Your reply should hold only the lines from the records below where "JSON" occurs.

(Supplied material begins)

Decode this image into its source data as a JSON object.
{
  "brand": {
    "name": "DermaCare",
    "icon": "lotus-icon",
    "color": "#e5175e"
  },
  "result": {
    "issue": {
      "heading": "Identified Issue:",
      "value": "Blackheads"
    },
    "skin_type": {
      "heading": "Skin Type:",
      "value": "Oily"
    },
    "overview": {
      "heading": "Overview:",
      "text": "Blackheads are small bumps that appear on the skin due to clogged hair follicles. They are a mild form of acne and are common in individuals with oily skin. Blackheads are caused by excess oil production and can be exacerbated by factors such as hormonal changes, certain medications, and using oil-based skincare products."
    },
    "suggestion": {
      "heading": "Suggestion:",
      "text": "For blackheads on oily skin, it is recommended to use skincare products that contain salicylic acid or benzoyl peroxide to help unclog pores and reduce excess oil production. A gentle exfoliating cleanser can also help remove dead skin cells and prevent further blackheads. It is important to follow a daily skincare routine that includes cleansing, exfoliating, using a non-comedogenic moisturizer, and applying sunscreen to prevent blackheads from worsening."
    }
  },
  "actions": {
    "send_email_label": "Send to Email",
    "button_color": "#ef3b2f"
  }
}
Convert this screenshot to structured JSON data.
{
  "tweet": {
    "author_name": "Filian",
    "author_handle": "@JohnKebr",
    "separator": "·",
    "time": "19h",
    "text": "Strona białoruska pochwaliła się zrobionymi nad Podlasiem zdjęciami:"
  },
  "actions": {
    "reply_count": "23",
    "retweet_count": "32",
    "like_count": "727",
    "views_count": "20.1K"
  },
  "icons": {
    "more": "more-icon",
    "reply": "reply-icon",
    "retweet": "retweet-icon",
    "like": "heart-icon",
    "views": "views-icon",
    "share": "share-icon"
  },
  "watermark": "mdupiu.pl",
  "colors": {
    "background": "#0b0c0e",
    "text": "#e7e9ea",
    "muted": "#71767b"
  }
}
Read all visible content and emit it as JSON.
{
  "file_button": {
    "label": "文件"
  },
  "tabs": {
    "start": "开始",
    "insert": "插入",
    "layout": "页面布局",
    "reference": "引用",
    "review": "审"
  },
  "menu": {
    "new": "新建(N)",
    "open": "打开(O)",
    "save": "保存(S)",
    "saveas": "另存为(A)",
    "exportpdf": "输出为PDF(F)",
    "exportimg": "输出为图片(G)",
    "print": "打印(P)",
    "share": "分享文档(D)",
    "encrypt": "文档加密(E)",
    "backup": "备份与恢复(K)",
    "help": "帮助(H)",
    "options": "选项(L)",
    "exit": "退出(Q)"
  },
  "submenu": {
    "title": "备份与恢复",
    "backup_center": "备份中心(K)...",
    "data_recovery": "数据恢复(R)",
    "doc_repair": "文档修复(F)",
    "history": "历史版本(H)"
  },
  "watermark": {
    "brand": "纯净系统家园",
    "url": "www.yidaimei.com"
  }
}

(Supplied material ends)

* Answer to this problem:
Decode this image into its source data as a JSON object.
Convert this screenshot to structured JSON data.
Read all visible content and emit it as JSON.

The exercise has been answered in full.